*Task to complete*. Each entry is to be retyped exactly as it appears, and each image is to be dropped.

(Supplied material begins)

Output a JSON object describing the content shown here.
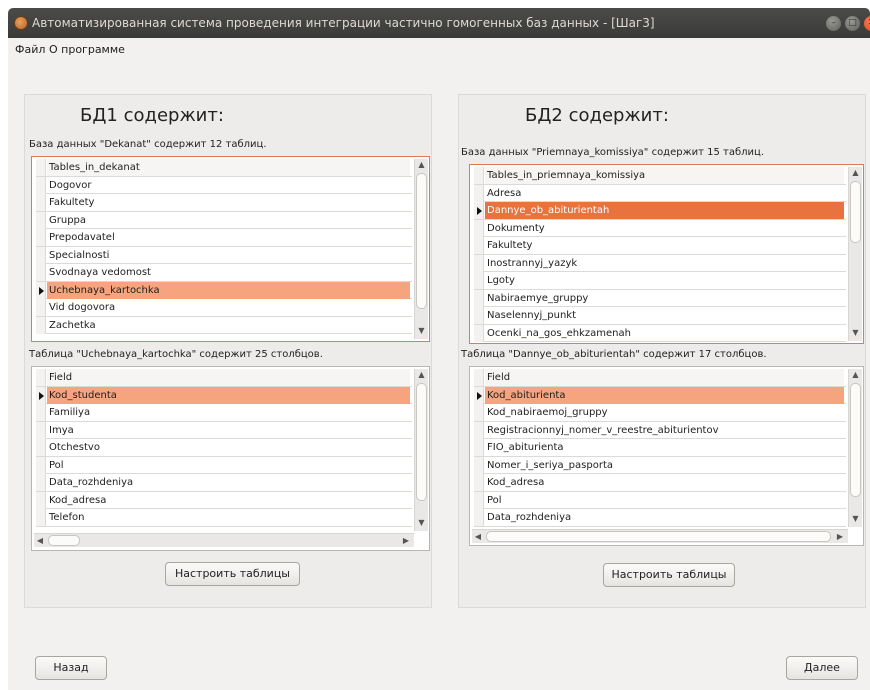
{
  "window": {
    "title": "Автоматизированная система проведения интеграции частично гомогенных баз данных - [Шаг3]"
  },
  "menu": {
    "file": "Файл",
    "about": "О программе"
  },
  "db1": {
    "heading": "БД1 содержит:",
    "tables_caption": "База данных \"Dekanat\" содержит 12 таблиц.",
    "tables_header": "Tables_in_dekanat",
    "tables": [
      "Dogovor",
      "Fakultety",
      "Gruppa",
      "Prepodavatel",
      "Specialnosti",
      "Svodnaya vedomost",
      "Uchebnaya_kartochka",
      "Vid dogovora",
      "Zachetka"
    ],
    "selected_table_index": 6,
    "columns_caption": "Таблица \"Uchebnaya_kartochka\" содержит 25 столбцов.",
    "columns_header": "Field",
    "columns": [
      "Kod_studenta",
      "Familiya",
      "Imya",
      "Otchestvo",
      "Pol",
      "Data_rozhdeniya",
      "Kod_adresa",
      "Telefon"
    ],
    "selected_column_index": 0,
    "configure_button": "Настроить таблицы"
  },
  "db2": {
    "heading": "БД2 содержит:",
    "tables_caption": "База данных \"Priemnaya_komissiya\" содержит 15 таблиц.",
    "tables_header": "Tables_in_priemnaya_komissiya",
    "tables": [
      "Adresa",
      "Dannye_ob_abiturientah",
      "Dokumenty",
      "Fakultety",
      "Inostrannyj_yazyk",
      "Lgoty",
      "Nabiraemye_gruppy",
      "Naselennyj_punkt",
      "Ocenki_na_gos_ehkzamenah"
    ],
    "selected_table_index": 1,
    "columns_caption": "Таблица \"Dannye_ob_abiturientah\" содержит 17 столбцов.",
    "columns_header": "Field",
    "columns": [
      "Kod_abiturienta",
      "Kod_nabiraemoj_gruppy",
      "Registracionnyj_nomer_v_reestre_abiturientov",
      "FIO_abiturienta",
      "Nomer_i_seriya_pasporta",
      "Kod_adresa",
      "Pol",
      "Data_rozhdeniya"
    ],
    "selected_column_index": 0,
    "configure_button": "Настроить таблицы"
  },
  "nav": {
    "back": "Назад",
    "next": "Далее"
  },
  "colors": {
    "selection": "#f6a47d",
    "selection_strong": "#e9733f",
    "titlebar": "#3c3c3a",
    "frame_accent": "#e07b50"
  }
}
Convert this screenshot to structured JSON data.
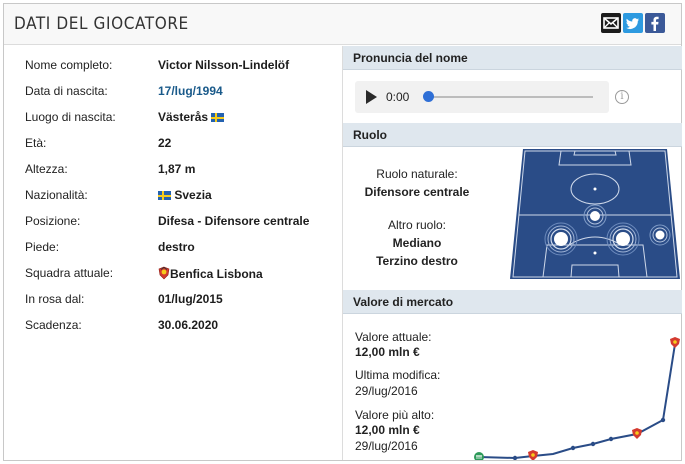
{
  "header": {
    "title": "DATI DEL GIOCATORE",
    "share": [
      {
        "icon": "mail-icon",
        "color": "#1c1c1c"
      },
      {
        "icon": "twitter-icon",
        "color": "#2d9ae0"
      },
      {
        "icon": "facebook-icon",
        "color": "#3b5998"
      }
    ]
  },
  "details": {
    "full_name": {
      "label": "Nome completo:",
      "value": "Victor Nilsson-Lindelöf"
    },
    "birth_date": {
      "label": "Data di nascita:",
      "value": "17/lug/1994"
    },
    "birth_place": {
      "label": "Luogo di nascita:",
      "value": "Västerås",
      "flag": "sweden-flag-icon"
    },
    "age": {
      "label": "Età:",
      "value": "22"
    },
    "height": {
      "label": "Altezza:",
      "value": "1,87 m"
    },
    "nationality": {
      "label": "Nazionalità:",
      "value": "Svezia",
      "flag": "sweden-flag-icon"
    },
    "position": {
      "label": "Posizione:",
      "value": "Difesa - Difensore centrale"
    },
    "foot": {
      "label": "Piede:",
      "value": "destro"
    },
    "club": {
      "label": "Squadra attuale:",
      "value": "Benfica Lisbona",
      "icon": "benfica-crest-icon"
    },
    "joined": {
      "label": "In rosa dal:",
      "value": "01/lug/2015"
    },
    "contract": {
      "label": "Scadenza:",
      "value": "30.06.2020"
    }
  },
  "pronunciation": {
    "title": "Pronuncia del nome",
    "time": "0:00",
    "progress": 0,
    "accent": "#2f6fd6"
  },
  "role": {
    "title": "Ruolo",
    "natural_label": "Ruolo naturale:",
    "natural_value": "Difensore centrale",
    "other_label": "Altro ruolo:",
    "other_values": [
      "Mediano",
      "Terzino destro"
    ],
    "pitch_color": "#2a4c87"
  },
  "market": {
    "title": "Valore di mercato",
    "current_label": "Valore attuale:",
    "current_value": "12,00 mln €",
    "last_change_label": "Ultima modifica:",
    "last_change_value": "29/lug/2016",
    "highest_label": "Valore più alto:",
    "highest_value": "12,00 mln €",
    "highest_date": "29/lug/2016",
    "chart_color": "#2a4c87"
  }
}
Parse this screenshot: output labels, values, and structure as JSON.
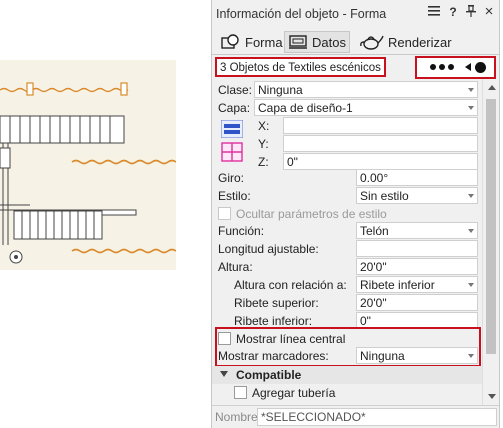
{
  "window": {
    "title": "Información del objeto - Forma",
    "menu_icon": "hamburger-menu-icon",
    "help_label": "?",
    "pin_icon": "pin-icon",
    "close_label": "×"
  },
  "tabs": [
    {
      "label": "Forma",
      "icon": "shape-icon"
    },
    {
      "label": "Datos",
      "icon": "data-icon"
    },
    {
      "label": "Renderizar",
      "icon": "teapot-icon"
    }
  ],
  "selection": {
    "text": "3 Objetos de Textiles escénicos"
  },
  "properties": {
    "clase_label": "Clase:",
    "clase_value": "Ninguna",
    "capa_label": "Capa:",
    "capa_value": "Capa de diseño-1",
    "x_label": "X:",
    "x_value": "",
    "y_label": "Y:",
    "y_value": "",
    "z_label": "Z:",
    "z_value": "0\"",
    "giro_label": "Giro:",
    "giro_value": "0.00°",
    "estilo_label": "Estilo:",
    "estilo_value": "Sin estilo",
    "ocultar_label": "Ocultar parámetros de estilo",
    "funcion_label": "Función:",
    "funcion_value": "Telón",
    "longitud_label": "Longitud ajustable:",
    "longitud_value": "",
    "altura_label": "Altura:",
    "altura_value": "20'0\"",
    "altura_rel_label": "Altura con relación a:",
    "altura_rel_value": "Ribete inferior",
    "ribete_sup_label": "Ribete superior:",
    "ribete_sup_value": "20'0\"",
    "ribete_inf_label": "Ribete inferior:",
    "ribete_inf_value": "0\"",
    "mostrar_linea_label": "Mostrar línea central",
    "mostrar_marcadores_label": "Mostrar marcadores:",
    "mostrar_marcadores_value": "Ninguna",
    "compatible_label": "Compatible",
    "agregar_label": "Agregar tubería"
  },
  "footer": {
    "nombre_label": "Nombre:",
    "nombre_value": "*SELECCIONADO*"
  },
  "colors": {
    "highlight": "#c8101e",
    "drape": "#d98a2b",
    "drawing_bg": "#f6f2e6"
  }
}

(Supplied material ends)

*Exercise solution*.
Output a JSON object describing the content shown here.
{
  "window": {
    "title": "Автоматизированная система проведения интеграции частично гомогенных баз данных - [Шаг3]"
  },
  "menu": {
    "file": "Файл",
    "about": "О программе"
  },
  "db1": {
    "heading": "БД1 содержит:",
    "tables_caption": "База данных \"Dekanat\" содержит 12 таблиц.",
    "tables_header": "Tables_in_dekanat",
    "tables": [
      "Dogovor",
      "Fakultety",
      "Gruppa",
      "Prepodavatel",
      "Specialnosti",
      "Svodnaya vedomost",
      "Uchebnaya_kartochka",
      "Vid dogovora",
      "Zachetka"
    ],
    "selected_table_index": 6,
    "columns_caption": "Таблица \"Uchebnaya_kartochka\" содержит 25 столбцов.",
    "columns_header": "Field",
    "columns": [
      "Kod_studenta",
      "Familiya",
      "Imya",
      "Otchestvo",
      "Pol",
      "Data_rozhdeniya",
      "Kod_adresa",
      "Telefon"
    ],
    "selected_column_index": 0,
    "configure_button": "Настроить таблицы"
  },
  "db2": {
    "heading": "БД2 содержит:",
    "tables_caption": "База данных \"Priemnaya_komissiya\" содержит 15 таблиц.",
    "tables_header": "Tables_in_priemnaya_komissiya",
    "tables": [
      "Adresa",
      "Dannye_ob_abiturientah",
      "Dokumenty",
      "Fakultety",
      "Inostrannyj_yazyk",
      "Lgoty",
      "Nabiraemye_gruppy",
      "Naselennyj_punkt",
      "Ocenki_na_gos_ehkzamenah"
    ],
    "selected_table_index": 1,
    "columns_caption": "Таблица \"Dannye_ob_abiturientah\" содержит 17 столбцов.",
    "columns_header": "Field",
    "columns": [
      "Kod_abiturienta",
      "Kod_nabiraemoj_gruppy",
      "Registracionnyj_nomer_v_reestre_abiturientov",
      "FIO_abiturienta",
      "Nomer_i_seriya_pasporta",
      "Kod_adresa",
      "Pol",
      "Data_rozhdeniya"
    ],
    "selected_column_index": 0,
    "configure_button": "Настроить таблицы"
  },
  "nav": {
    "back": "Назад",
    "next": "Далее"
  },
  "colors": {
    "selection": "#f6a47d",
    "selection_strong": "#e9733f",
    "titlebar": "#3c3c3a",
    "frame_accent": "#e07b50"
  }
}
Convert this screenshot to structured JSON data.
{
  "header": {
    "title": "DATI DEL GIOCATORE",
    "share": [
      {
        "icon": "mail-icon",
        "color": "#1c1c1c"
      },
      {
        "icon": "twitter-icon",
        "color": "#2d9ae0"
      },
      {
        "icon": "facebook-icon",
        "color": "#3b5998"
      }
    ]
  },
  "details": {
    "full_name": {
      "label": "Nome completo:",
      "value": "Victor Nilsson-Lindelöf"
    },
    "birth_date": {
      "label": "Data di nascita:",
      "value": "17/lug/1994"
    },
    "birth_place": {
      "label": "Luogo di nascita:",
      "value": "Västerås",
      "flag": "sweden-flag-icon"
    },
    "age": {
      "label": "Età:",
      "value": "22"
    },
    "height": {
      "label": "Altezza:",
      "value": "1,87 m"
    },
    "nationality": {
      "label": "Nazionalità:",
      "value": "Svezia",
      "flag": "sweden-flag-icon"
    },
    "position": {
      "label": "Posizione:",
      "value": "Difesa - Difensore centrale"
    },
    "foot": {
      "label": "Piede:",
      "value": "destro"
    },
    "club": {
      "label": "Squadra attuale:",
      "value": "Benfica Lisbona",
      "icon": "benfica-crest-icon"
    },
    "joined": {
      "label": "In rosa dal:",
      "value": "01/lug/2015"
    },
    "contract": {
      "label": "Scadenza:",
      "value": "30.06.2020"
    }
  },
  "pronunciation": {
    "title": "Pronuncia del nome",
    "time": "0:00",
    "progress": 0,
    "accent": "#2f6fd6"
  },
  "role": {
    "title": "Ruolo",
    "natural_label": "Ruolo naturale:",
    "natural_value": "Difensore centrale",
    "other_label": "Altro ruolo:",
    "other_values": [
      "Mediano",
      "Terzino destro"
    ],
    "pitch_color": "#2a4c87"
  },
  "market": {
    "title": "Valore di mercato",
    "current_label": "Valore attuale:",
    "current_value": "12,00 mln €",
    "last_change_label": "Ultima modifica:",
    "last_change_value": "29/lug/2016",
    "highest_label": "Valore più alto:",
    "highest_value": "12,00 mln €",
    "highest_date": "29/lug/2016",
    "chart_color": "#2a4c87"
  }
}
Parse this screenshot: output labels, values, and structure as JSON.
{
  "window": {
    "title": "Información del objeto - Forma",
    "menu_icon": "hamburger-menu-icon",
    "help_label": "?",
    "pin_icon": "pin-icon",
    "close_label": "×"
  },
  "tabs": [
    {
      "label": "Forma",
      "icon": "shape-icon"
    },
    {
      "label": "Datos",
      "icon": "data-icon"
    },
    {
      "label": "Renderizar",
      "icon": "teapot-icon"
    }
  ],
  "selection": {
    "text": "3 Objetos de Textiles escénicos"
  },
  "properties": {
    "clase_label": "Clase:",
    "clase_value": "Ninguna",
    "capa_label": "Capa:",
    "capa_value": "Capa de diseño-1",
    "x_label": "X:",
    "x_value": "",
    "y_label": "Y:",
    "y_value": "",
    "z_label": "Z:",
    "z_value": "0\"",
    "giro_label": "Giro:",
    "giro_value": "0.00°",
    "estilo_label": "Estilo:",
    "estilo_value": "Sin estilo",
    "ocultar_label": "Ocultar parámetros de estilo",
    "funcion_label": "Función:",
    "funcion_value": "Telón",
    "longitud_label": "Longitud ajustable:",
    "longitud_value": "",
    "altura_label": "Altura:",
    "altura_value": "20'0\"",
    "altura_rel_label": "Altura con relación a:",
    "altura_rel_value": "Ribete inferior",
    "ribete_sup_label": "Ribete superior:",
    "ribete_sup_value": "20'0\"",
    "ribete_inf_label": "Ribete inferior:",
    "ribete_inf_value": "0\"",
    "mostrar_linea_label": "Mostrar línea central",
    "mostrar_marcadores_label": "Mostrar marcadores:",
    "mostrar_marcadores_value": "Ninguna",
    "compatible_label": "Compatible",
    "agregar_label": "Agregar tubería"
  },
  "footer": {
    "nombre_label": "Nombre:",
    "nombre_value": "*SELECCIONADO*"
  },
  "colors": {
    "highlight": "#c8101e",
    "drape": "#d98a2b",
    "drawing_bg": "#f6f2e6"
  }
}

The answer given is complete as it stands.